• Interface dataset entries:
= Beginning of Section =
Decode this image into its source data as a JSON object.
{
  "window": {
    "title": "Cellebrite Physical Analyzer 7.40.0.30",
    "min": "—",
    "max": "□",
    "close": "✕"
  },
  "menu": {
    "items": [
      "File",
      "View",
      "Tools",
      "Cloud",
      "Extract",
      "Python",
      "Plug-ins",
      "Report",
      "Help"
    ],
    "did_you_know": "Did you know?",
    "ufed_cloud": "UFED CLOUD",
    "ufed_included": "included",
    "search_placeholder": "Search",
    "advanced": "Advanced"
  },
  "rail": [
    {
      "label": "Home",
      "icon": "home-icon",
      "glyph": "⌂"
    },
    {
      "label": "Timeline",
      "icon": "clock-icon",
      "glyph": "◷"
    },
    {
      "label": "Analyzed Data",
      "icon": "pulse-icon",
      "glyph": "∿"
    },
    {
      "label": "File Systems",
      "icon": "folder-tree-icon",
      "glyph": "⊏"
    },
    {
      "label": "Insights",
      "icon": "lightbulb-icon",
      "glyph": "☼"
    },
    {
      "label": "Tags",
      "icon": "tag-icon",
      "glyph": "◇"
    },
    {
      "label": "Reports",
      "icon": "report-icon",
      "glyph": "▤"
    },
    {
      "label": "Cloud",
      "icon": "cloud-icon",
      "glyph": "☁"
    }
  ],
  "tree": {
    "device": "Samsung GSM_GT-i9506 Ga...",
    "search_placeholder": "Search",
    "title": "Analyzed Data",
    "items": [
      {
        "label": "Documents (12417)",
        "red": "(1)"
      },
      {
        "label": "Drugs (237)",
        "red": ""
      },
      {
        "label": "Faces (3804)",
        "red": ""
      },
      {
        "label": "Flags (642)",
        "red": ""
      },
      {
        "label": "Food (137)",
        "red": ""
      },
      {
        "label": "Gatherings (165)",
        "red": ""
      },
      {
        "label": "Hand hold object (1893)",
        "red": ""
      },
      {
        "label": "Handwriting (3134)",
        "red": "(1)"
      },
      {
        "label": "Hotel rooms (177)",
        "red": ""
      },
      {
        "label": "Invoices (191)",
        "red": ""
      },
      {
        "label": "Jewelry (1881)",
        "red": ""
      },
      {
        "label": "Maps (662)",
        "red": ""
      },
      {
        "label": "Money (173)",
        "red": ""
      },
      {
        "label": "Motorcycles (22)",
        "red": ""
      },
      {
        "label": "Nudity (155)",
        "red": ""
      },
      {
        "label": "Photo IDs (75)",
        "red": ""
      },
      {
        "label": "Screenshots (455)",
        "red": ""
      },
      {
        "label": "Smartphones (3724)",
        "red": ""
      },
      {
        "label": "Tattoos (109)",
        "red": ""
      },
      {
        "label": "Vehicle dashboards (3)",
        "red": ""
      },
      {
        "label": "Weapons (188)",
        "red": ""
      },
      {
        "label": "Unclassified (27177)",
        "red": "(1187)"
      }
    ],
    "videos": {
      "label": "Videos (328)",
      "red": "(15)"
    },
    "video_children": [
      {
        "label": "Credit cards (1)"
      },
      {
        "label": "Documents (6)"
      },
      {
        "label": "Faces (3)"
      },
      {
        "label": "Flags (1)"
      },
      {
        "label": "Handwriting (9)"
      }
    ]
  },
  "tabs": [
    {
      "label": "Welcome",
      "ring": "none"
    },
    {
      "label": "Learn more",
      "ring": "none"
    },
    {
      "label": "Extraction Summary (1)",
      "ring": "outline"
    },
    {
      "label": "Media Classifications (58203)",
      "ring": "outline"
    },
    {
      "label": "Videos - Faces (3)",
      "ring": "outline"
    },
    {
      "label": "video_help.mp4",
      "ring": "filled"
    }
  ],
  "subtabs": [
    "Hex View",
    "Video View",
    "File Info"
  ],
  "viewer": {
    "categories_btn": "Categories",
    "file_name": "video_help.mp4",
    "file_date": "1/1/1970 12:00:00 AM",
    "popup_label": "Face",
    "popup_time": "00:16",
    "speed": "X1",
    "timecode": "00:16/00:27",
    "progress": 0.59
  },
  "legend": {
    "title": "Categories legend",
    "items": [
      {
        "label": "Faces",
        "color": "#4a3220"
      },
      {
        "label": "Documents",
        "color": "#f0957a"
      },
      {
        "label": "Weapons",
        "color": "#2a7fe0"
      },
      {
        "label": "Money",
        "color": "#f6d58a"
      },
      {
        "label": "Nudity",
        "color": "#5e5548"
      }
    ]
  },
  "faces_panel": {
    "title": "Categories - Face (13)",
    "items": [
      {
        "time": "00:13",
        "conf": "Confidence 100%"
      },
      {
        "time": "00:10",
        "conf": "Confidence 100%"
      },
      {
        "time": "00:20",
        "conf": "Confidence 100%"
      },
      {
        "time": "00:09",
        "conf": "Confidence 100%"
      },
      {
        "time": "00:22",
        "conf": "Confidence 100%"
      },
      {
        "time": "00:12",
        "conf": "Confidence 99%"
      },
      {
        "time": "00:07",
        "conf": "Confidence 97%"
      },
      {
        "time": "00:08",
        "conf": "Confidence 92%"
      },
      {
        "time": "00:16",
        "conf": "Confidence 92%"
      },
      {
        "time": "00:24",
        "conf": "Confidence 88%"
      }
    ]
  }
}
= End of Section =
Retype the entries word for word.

Decode this image into its source data as a JSON object.
{
  "window": {
    "title": "Cellebrite Physical Analyzer 7.40.0.30",
    "min": "—",
    "max": "□",
    "close": "✕"
  },
  "menu": {
    "items": [
      "File",
      "View",
      "Tools",
      "Cloud",
      "Extract",
      "Python",
      "Plug-ins",
      "Report",
      "Help"
    ],
    "did_you_know": "Did you know?",
    "ufed_cloud": "UFED CLOUD",
    "ufed_included": "included",
    "search_placeholder": "Search",
    "advanced": "Advanced"
  },
  "rail": [
    {
      "label": "Home",
      "icon": "home-icon",
      "glyph": "⌂"
    },
    {
      "label": "Timeline",
      "icon": "clock-icon",
      "glyph": "◷"
    },
    {
      "label": "Analyzed Data",
      "icon": "pulse-icon",
      "glyph": "∿"
    },
    {
      "label": "File Systems",
      "icon": "folder-tree-icon",
      "glyph": "⊏"
    },
    {
      "label": "Insights",
      "icon": "lightbulb-icon",
      "glyph": "☼"
    },
    {
      "label": "Tags",
      "icon": "tag-icon",
      "glyph": "◇"
    },
    {
      "label": "Reports",
      "icon": "report-icon",
      "glyph": "▤"
    },
    {
      "label": "Cloud",
      "icon": "cloud-icon",
      "glyph": "☁"
    }
  ],
  "tree": {
    "device": "Samsung GSM_GT-i9506 Ga...",
    "search_placeholder": "Search",
    "title": "Analyzed Data",
    "items": [
      {
        "label": "Documents (12417)",
        "red": "(1)"
      },
      {
        "label": "Drugs (237)",
        "red": ""
      },
      {
        "label": "Faces (3804)",
        "red": ""
      },
      {
        "label": "Flags (642)",
        "red": ""
      },
      {
        "label": "Food (137)",
        "red": ""
      },
      {
        "label": "Gatherings (165)",
        "red": ""
      },
      {
        "label": "Hand hold object (1893)",
        "red": ""
      },
      {
        "label": "Handwriting (3134)",
        "red": "(1)"
      },
      {
        "label": "Hotel rooms (177)",
        "red": ""
      },
      {
        "label": "Invoices (191)",
        "red": ""
      },
      {
        "label": "Jewelry (1881)",
        "red": ""
      },
      {
        "label": "Maps (662)",
        "red": ""
      },
      {
        "label": "Money (173)",
        "red": ""
      },
      {
        "label": "Motorcycles (22)",
        "red": ""
      },
      {
        "label": "Nudity (155)",
        "red": ""
      },
      {
        "label": "Photo IDs (75)",
        "red": ""
      },
      {
        "label": "Screenshots (455)",
        "red": ""
      },
      {
        "label": "Smartphones (3724)",
        "red": ""
      },
      {
        "label": "Tattoos (109)",
        "red": ""
      },
      {
        "label": "Vehicle dashboards (3)",
        "red": ""
      },
      {
        "label": "Weapons (188)",
        "red": ""
      },
      {
        "label": "Unclassified (27177)",
        "red": "(1187)"
      }
    ],
    "videos": {
      "label": "Videos (328)",
      "red": "(15)"
    },
    "video_children": [
      {
        "label": "Credit cards (1)"
      },
      {
        "label": "Documents (6)"
      },
      {
        "label": "Faces (3)"
      },
      {
        "label": "Flags (1)"
      },
      {
        "label": "Handwriting (9)"
      }
    ]
  },
  "tabs": [
    {
      "label": "Welcome",
      "ring": "none"
    },
    {
      "label": "Learn more",
      "ring": "none"
    },
    {
      "label": "Extraction Summary (1)",
      "ring": "outline"
    },
    {
      "label": "Media Classifications (58203)",
      "ring": "outline"
    },
    {
      "label": "Videos - Faces (3)",
      "ring": "outline"
    },
    {
      "label": "video_help.mp4",
      "ring": "filled"
    }
  ],
  "subtabs": [
    "Hex View",
    "Video View",
    "File Info"
  ],
  "viewer": {
    "categories_btn": "Categories",
    "file_name": "video_help.mp4",
    "file_date": "1/1/1970 12:00:00 AM",
    "popup_label": "Face",
    "popup_time": "00:16",
    "speed": "X1",
    "timecode": "00:16/00:27",
    "progress": 0.59
  },
  "legend": {
    "title": "Categories legend",
    "items": [
      {
        "label": "Faces",
        "color": "#4a3220"
      },
      {
        "label": "Documents",
        "color": "#f0957a"
      },
      {
        "label": "Weapons",
        "color": "#2a7fe0"
      },
      {
        "label": "Money",
        "color": "#f6d58a"
      },
      {
        "label": "Nudity",
        "color": "#5e5548"
      }
    ]
  },
  "faces_panel": {
    "title": "Categories - Face (13)",
    "items": [
      {
        "time": "00:13",
        "conf": "Confidence 100%"
      },
      {
        "time": "00:10",
        "conf": "Confidence 100%"
      },
      {
        "time": "00:20",
        "conf": "Confidence 100%"
      },
      {
        "time": "00:09",
        "conf": "Confidence 100%"
      },
      {
        "time": "00:22",
        "conf": "Confidence 100%"
      },
      {
        "time": "00:12",
        "conf": "Confidence 99%"
      },
      {
        "time": "00:07",
        "conf": "Confidence 97%"
      },
      {
        "time": "00:08",
        "conf": "Confidence 92%"
      },
      {
        "time": "00:16",
        "conf": "Confidence 92%"
      },
      {
        "time": "00:24",
        "conf": "Confidence 88%"
      }
    ]
  }
}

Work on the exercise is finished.